A Collaboration with the University of Pittsburgh

Former Obama administration pardon attorney suggests broken system in resignation letter

[JURIST] Former Pardon Attorney Deborah Leff indicated that the pardon system is broken in her resignation letter [text] that was obtained by USA Today on Monday after a Freedom of Information Act [text, PDF] request. Leff resigned from her position in the Obama administration in January, citing reasons such as being denied access to the White House Counsel's Office and the administration's decision not to hire needed staff to work on the pardons. Leff wrote:

[T]he position in which my office has been placed, asking us to address the petitions of nearly 10,000 individuals with so few attorneys and support staff, means that the requests of thousands of petitioners seeking justice will lie unheard. This is inconsistent with the mission and values to which I have dedicated my life, and inconsistent with what I believe the Department should represent.
Robert Zausmer, a career prosecutor, was named Leff's replacement [USA Today report] in February.

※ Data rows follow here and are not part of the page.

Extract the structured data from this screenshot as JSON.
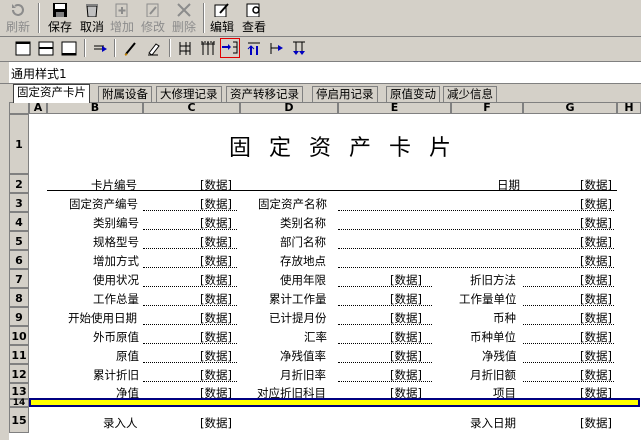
{
  "toolbar": {
    "refresh": "刷新",
    "save": "保存",
    "cancel": "取消",
    "add": "增加",
    "modify": "修改",
    "delete": "删除",
    "edit": "编辑",
    "view": "查看"
  },
  "style_name": "通用样式1",
  "tabs": [
    "固定资产卡片",
    "附属设备",
    "大修理记录",
    "资产转移记录",
    "停启用记录",
    "原值变动",
    "减少信息"
  ],
  "columns": [
    "A",
    "B",
    "C",
    "D",
    "E",
    "F",
    "G",
    "H"
  ],
  "rows": [
    "1",
    "2",
    "3",
    "4",
    "5",
    "6",
    "7",
    "8",
    "9",
    "10",
    "11",
    "12",
    "13",
    "14",
    "15"
  ],
  "card": {
    "title": "固定资产卡片",
    "card_no": "卡片编号",
    "date": "日期",
    "data": "[数据]",
    "asset_code": "固定资产编号",
    "asset_name": "固定资产名称",
    "category_code": "类别编号",
    "category_name": "类别名称",
    "spec": "规格型号",
    "dept": "部门名称",
    "add_method": "增加方式",
    "location": "存放地点",
    "status": "使用状况",
    "years": "使用年限",
    "depr_method": "折旧方法",
    "workload": "工作总量",
    "acc_workload": "累计工作量",
    "workload_unit": "工作量单位",
    "start_date": "开始使用日期",
    "depr_months": "已计提月份",
    "currency": "币种",
    "fc_value": "外币原值",
    "rate": "汇率",
    "currency_unit": "币种单位",
    "orig_value": "原值",
    "residual_rate": "净残值率",
    "residual": "净残值",
    "acc_depr": "累计折旧",
    "monthly_rate": "月折旧率",
    "monthly_amt": "月折旧额",
    "net_value": "净值",
    "depr_account": "对应折旧科目",
    "project": "项目",
    "entered_by": "录入人",
    "entry_date": "录入日期"
  }
}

The Obama administration has pushed for several important changes to the criminal justice system. Last July Obama urged [JURIST report] Congress to reform the system by enacting legislation that would enforce criminal laws fairly and reduce disparities. In May the Department of Justice (DOJ) [official website] pledged $20 million dollars to encourage the implementation of body-worn cameras in law enforcement agencies throughout the country. In April 2014 the DOJ announced a new clemency initiative that would review and prioritize petitions from federal inmates seeking clemency if they meet certain criteria, and Obama commuted the sentences [JURIST report] of 46 drug offenders. In December 2014 the Obama administration announced [JURIST report] new rules intended to decrease racial profiling. In 2013 Obama commuted [JURIST report] the sentences of eight drug offenders, and in doing so, urged Congress to consider passing legislation which would make the Fair Sentencing Act of 2010 [text, PDF] retroactive for some offenders.

About Paper Chase

Paper Chase is JURIST's real-time legal news service, powered by a team of 30 law student reporters and editors led by law professor Bernard Hibbitts at the University of Pittsburgh School of Law. As an educational service, Paper Chase is dedicated to presenting important legal news and materials rapidly, objectively and intelligibly in an accessible format.

© Copyright JURIST Legal News and Research Services, Inc., 2013.